▸ **Your objective**
Output the records exactly, every one of them.

▸ **Supplied records**
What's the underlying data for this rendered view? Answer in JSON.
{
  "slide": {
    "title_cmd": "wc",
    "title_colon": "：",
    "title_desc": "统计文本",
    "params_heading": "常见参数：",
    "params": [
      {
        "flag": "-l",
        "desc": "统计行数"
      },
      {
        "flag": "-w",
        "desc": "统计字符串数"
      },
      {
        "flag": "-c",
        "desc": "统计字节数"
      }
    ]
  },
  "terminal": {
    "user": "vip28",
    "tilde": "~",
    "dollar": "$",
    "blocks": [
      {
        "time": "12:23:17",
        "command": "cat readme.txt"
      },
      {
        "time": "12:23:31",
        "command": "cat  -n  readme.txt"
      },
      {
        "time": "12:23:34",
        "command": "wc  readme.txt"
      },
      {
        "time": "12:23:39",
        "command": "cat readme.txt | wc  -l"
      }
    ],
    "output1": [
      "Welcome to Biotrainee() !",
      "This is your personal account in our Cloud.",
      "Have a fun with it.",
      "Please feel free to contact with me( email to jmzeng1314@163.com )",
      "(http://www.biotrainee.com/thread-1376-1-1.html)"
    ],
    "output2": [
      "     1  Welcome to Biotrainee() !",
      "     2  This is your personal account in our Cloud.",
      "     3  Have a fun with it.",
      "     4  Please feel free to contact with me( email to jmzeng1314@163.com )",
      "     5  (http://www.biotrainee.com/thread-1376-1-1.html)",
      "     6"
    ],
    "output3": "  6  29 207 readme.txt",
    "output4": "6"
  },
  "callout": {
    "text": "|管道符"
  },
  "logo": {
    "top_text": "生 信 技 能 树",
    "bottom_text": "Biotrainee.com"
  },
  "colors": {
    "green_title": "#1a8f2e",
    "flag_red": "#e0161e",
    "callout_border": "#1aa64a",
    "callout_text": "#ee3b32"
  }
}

▸ **Solution to this task**
What's the underlying data for this rendered view? Answer in JSON.
{
  "slide": {
    "title_cmd": "wc",
    "title_colon": "：",
    "title_desc": "统计文本",
    "params_heading": "常见参数：",
    "params": [
      {
        "flag": "-l",
        "desc": "统计行数"
      },
      {
        "flag": "-w",
        "desc": "统计字符串数"
      },
      {
        "flag": "-c",
        "desc": "统计字节数"
      }
    ]
  },
  "terminal": {
    "user": "vip28",
    "tilde": "~",
    "dollar": "$",
    "blocks": [
      {
        "time": "12:23:17",
        "command": "cat readme.txt"
      },
      {
        "time": "12:23:31",
        "command": "cat  -n  readme.txt"
      },
      {
        "time": "12:23:34",
        "command": "wc  readme.txt"
      },
      {
        "time": "12:23:39",
        "command": "cat readme.txt | wc  -l"
      }
    ],
    "output1": [
      "Welcome to Biotrainee() !",
      "This is your personal account in our Cloud.",
      "Have a fun with it.",
      "Please feel free to contact with me( email to jmzeng1314@163.com )",
      "(http://www.biotrainee.com/thread-1376-1-1.html)"
    ],
    "output2": [
      "     1  Welcome to Biotrainee() !",
      "     2  This is your personal account in our Cloud.",
      "     3  Have a fun with it.",
      "     4  Please feel free to contact with me( email to jmzeng1314@163.com )",
      "     5  (http://www.biotrainee.com/thread-1376-1-1.html)",
      "     6"
    ],
    "output3": "  6  29 207 readme.txt",
    "output4": "6"
  },
  "callout": {
    "text": "|管道符"
  },
  "logo": {
    "top_text": "生 信 技 能 树",
    "bottom_text": "Biotrainee.com"
  },
  "colors": {
    "green_title": "#1a8f2e",
    "flag_red": "#e0161e",
    "callout_border": "#1aa64a",
    "callout_text": "#ee3b32"
  }
}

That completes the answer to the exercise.